**Exercise goal**
In the entries below, how many lines include "meta"? Reply with the number and nothing more.

(Stored items)
-------------------------

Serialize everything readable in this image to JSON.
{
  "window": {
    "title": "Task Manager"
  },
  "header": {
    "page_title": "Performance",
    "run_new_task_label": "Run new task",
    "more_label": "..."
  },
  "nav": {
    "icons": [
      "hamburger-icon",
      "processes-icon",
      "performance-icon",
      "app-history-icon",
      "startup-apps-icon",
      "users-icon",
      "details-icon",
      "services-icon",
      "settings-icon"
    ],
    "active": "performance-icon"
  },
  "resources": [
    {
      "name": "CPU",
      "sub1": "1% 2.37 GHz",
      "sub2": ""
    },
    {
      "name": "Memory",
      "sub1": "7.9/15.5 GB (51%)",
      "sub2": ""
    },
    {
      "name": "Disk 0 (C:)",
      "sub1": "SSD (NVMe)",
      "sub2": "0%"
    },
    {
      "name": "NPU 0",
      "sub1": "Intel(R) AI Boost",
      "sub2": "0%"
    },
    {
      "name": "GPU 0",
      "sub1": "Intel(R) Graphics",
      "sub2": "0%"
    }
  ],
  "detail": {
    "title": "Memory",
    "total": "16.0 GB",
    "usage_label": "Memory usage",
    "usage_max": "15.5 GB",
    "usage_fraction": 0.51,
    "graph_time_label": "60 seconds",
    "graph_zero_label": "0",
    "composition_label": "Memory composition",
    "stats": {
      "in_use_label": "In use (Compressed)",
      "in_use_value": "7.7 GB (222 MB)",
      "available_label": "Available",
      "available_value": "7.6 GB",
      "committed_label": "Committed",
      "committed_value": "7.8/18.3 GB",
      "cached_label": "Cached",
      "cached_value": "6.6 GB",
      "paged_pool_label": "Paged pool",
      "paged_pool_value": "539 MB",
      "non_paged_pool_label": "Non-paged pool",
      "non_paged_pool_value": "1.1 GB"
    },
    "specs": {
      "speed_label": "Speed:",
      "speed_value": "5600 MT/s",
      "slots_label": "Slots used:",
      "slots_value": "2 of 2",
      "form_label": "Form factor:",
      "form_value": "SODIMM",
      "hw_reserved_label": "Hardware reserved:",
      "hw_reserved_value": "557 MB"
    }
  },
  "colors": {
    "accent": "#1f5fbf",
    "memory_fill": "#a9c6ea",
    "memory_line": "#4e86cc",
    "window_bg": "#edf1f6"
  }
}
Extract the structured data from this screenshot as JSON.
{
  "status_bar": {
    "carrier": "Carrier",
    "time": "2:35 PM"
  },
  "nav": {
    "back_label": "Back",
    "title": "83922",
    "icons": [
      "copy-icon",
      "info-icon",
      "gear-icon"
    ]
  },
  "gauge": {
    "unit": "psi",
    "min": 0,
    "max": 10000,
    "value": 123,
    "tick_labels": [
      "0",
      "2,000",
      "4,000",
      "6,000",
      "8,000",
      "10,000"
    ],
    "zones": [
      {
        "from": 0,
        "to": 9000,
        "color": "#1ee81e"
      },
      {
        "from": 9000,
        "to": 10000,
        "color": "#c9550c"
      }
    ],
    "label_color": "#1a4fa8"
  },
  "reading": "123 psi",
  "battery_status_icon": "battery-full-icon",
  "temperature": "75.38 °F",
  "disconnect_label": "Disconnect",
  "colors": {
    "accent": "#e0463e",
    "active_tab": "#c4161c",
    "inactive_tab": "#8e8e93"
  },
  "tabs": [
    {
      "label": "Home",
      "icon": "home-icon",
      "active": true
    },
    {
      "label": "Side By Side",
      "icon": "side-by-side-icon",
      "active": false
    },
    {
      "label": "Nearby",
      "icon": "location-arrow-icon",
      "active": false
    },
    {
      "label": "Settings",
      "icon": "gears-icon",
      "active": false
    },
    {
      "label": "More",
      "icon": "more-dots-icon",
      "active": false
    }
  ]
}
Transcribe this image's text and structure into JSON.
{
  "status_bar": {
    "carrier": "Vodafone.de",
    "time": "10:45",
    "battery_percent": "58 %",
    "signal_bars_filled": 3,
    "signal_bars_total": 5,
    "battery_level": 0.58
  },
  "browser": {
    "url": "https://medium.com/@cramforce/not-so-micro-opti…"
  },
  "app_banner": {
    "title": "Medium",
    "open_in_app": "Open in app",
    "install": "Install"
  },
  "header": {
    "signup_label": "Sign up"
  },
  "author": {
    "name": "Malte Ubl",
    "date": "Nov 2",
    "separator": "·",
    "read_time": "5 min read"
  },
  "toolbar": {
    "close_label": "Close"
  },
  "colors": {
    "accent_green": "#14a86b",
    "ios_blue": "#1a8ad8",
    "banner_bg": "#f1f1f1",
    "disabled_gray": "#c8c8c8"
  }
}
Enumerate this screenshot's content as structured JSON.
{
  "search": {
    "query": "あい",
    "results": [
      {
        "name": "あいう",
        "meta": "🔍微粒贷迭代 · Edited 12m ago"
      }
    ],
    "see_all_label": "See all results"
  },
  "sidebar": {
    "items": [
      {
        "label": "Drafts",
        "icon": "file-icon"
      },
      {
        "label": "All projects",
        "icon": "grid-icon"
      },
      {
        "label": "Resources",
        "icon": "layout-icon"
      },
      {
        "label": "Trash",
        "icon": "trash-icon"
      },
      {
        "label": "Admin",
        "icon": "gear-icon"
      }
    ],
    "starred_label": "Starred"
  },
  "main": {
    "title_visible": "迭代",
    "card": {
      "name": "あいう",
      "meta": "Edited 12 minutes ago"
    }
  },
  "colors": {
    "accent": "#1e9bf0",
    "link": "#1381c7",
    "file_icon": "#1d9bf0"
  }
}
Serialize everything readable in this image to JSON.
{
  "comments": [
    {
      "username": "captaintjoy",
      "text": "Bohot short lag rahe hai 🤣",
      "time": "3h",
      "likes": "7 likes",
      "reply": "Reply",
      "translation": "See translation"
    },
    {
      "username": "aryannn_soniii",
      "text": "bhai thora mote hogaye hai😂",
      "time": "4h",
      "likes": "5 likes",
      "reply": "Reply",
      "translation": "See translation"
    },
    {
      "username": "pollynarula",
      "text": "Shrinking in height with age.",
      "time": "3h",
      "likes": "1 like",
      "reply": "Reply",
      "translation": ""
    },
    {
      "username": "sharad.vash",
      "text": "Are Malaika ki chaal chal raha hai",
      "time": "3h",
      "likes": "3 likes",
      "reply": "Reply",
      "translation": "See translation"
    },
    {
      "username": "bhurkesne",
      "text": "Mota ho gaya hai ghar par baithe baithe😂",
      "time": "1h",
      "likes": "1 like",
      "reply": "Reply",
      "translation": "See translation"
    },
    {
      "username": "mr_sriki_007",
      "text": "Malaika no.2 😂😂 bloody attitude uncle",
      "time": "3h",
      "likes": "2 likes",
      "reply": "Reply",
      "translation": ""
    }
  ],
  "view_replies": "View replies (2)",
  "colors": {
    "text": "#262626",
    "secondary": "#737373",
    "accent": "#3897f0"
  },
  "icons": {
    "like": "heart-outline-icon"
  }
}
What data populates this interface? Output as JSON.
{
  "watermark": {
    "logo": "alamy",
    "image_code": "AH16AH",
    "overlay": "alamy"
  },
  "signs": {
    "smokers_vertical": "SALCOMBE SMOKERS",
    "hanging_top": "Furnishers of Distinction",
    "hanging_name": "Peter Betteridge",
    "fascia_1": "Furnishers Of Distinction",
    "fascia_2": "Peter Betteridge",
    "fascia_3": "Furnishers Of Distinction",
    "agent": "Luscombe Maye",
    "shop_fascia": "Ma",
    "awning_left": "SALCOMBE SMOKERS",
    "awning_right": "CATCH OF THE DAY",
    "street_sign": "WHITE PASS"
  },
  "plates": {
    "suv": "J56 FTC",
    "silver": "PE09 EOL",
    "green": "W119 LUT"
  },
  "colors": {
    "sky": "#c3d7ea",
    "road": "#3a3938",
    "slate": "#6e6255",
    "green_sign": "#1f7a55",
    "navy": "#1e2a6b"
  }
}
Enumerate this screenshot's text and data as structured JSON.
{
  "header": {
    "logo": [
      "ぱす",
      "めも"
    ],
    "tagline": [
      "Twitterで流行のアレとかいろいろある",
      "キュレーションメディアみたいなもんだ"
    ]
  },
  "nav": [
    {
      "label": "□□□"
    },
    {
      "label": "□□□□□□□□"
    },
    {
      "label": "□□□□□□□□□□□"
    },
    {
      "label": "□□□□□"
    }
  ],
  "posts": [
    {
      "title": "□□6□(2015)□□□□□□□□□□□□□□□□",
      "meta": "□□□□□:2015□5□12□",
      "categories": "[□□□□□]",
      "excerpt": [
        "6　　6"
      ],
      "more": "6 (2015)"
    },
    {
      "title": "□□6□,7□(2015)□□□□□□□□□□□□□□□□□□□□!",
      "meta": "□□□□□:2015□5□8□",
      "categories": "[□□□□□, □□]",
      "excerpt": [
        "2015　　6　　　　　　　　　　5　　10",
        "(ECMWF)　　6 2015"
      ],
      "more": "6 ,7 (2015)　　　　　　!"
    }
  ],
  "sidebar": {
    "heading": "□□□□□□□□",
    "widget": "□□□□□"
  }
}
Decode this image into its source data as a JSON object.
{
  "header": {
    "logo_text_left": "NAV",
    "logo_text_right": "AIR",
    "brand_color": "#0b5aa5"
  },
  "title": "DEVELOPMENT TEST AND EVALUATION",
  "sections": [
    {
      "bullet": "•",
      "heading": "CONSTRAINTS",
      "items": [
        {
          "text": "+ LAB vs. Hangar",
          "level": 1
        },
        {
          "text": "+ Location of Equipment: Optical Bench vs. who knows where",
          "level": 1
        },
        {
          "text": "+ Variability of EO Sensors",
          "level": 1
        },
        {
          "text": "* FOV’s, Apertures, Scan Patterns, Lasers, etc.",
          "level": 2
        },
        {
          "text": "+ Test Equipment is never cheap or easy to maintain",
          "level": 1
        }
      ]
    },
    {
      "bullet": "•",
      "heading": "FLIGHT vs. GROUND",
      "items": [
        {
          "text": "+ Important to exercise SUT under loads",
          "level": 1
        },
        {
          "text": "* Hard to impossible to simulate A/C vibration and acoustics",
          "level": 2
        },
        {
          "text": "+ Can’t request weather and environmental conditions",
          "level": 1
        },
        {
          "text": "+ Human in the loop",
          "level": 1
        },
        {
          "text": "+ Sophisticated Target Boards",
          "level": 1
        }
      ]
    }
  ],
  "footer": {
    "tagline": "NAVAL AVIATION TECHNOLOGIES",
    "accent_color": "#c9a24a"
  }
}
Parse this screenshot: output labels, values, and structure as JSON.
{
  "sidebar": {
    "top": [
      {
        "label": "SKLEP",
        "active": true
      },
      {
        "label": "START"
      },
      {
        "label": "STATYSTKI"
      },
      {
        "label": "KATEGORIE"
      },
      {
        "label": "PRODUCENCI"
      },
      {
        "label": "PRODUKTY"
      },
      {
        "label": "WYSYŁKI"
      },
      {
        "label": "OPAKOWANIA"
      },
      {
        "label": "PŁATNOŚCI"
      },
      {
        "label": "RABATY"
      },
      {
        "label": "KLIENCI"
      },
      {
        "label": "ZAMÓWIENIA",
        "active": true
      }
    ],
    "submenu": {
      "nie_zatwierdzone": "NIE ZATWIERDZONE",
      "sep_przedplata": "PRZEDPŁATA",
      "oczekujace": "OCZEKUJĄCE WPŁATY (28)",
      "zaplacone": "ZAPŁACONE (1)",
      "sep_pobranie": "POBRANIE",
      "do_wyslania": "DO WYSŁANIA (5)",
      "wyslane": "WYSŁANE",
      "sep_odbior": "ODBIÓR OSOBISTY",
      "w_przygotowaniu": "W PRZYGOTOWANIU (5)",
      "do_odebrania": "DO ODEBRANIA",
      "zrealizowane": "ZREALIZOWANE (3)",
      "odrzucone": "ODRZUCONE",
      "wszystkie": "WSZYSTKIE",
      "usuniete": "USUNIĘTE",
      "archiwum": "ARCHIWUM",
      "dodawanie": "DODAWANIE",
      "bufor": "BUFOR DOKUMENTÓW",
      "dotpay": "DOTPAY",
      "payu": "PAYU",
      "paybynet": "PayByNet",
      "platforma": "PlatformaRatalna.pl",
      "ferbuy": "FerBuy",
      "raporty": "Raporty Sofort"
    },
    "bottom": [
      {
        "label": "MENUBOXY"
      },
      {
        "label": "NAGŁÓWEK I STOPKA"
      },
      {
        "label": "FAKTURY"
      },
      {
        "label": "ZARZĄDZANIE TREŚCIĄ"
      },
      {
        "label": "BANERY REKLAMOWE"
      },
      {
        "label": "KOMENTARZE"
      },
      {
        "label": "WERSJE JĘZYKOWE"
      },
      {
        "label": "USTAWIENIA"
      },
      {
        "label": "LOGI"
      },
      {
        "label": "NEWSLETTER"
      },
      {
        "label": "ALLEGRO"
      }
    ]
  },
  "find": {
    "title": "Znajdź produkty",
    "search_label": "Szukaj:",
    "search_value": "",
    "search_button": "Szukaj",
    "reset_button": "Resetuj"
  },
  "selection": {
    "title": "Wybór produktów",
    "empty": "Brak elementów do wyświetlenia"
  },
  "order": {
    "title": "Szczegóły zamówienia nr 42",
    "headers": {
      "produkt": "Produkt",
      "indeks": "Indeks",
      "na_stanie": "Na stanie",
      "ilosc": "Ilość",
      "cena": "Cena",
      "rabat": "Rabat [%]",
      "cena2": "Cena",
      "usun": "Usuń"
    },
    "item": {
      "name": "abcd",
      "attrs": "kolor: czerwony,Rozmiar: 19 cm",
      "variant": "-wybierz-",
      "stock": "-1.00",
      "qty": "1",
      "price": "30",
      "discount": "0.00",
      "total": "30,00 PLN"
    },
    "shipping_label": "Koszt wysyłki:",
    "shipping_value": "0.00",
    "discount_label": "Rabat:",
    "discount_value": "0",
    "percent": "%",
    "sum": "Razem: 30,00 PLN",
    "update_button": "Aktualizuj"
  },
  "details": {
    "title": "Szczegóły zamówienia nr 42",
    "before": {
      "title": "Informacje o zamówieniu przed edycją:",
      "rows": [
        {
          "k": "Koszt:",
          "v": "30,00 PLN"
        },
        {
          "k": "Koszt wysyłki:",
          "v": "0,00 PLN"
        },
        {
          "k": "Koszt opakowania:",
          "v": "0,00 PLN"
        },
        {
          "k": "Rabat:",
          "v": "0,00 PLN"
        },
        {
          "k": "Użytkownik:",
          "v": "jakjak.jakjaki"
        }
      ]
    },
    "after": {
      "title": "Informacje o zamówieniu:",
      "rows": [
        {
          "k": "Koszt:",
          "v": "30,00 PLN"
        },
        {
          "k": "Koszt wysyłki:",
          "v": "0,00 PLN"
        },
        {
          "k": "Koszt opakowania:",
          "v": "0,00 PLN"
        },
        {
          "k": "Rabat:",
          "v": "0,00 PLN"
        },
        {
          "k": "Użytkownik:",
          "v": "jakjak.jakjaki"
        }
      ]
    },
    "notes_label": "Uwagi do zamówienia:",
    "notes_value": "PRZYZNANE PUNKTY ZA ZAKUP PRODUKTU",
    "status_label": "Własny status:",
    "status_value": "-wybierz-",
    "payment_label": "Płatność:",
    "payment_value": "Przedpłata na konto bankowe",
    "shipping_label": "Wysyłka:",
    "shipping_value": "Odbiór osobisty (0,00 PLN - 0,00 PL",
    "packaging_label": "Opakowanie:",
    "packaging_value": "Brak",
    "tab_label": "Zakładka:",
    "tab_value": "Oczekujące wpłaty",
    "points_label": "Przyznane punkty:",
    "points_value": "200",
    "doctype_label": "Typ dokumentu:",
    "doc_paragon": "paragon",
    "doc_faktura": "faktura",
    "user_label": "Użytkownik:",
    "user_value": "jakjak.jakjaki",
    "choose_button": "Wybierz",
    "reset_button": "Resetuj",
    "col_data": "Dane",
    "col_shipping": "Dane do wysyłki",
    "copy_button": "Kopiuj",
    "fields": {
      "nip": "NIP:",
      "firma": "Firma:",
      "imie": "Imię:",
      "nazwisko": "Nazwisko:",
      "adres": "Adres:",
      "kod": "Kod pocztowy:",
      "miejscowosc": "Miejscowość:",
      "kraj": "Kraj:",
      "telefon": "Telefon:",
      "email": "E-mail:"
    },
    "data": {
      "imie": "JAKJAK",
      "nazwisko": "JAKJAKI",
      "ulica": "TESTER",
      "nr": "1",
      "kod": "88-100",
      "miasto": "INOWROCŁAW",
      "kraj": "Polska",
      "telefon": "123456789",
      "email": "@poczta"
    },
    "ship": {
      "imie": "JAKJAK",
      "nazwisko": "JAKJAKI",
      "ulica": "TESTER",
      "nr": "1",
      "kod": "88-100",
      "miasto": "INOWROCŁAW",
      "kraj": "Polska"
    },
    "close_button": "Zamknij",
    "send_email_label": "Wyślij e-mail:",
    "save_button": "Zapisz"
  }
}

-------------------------

**Solution to this problem**
4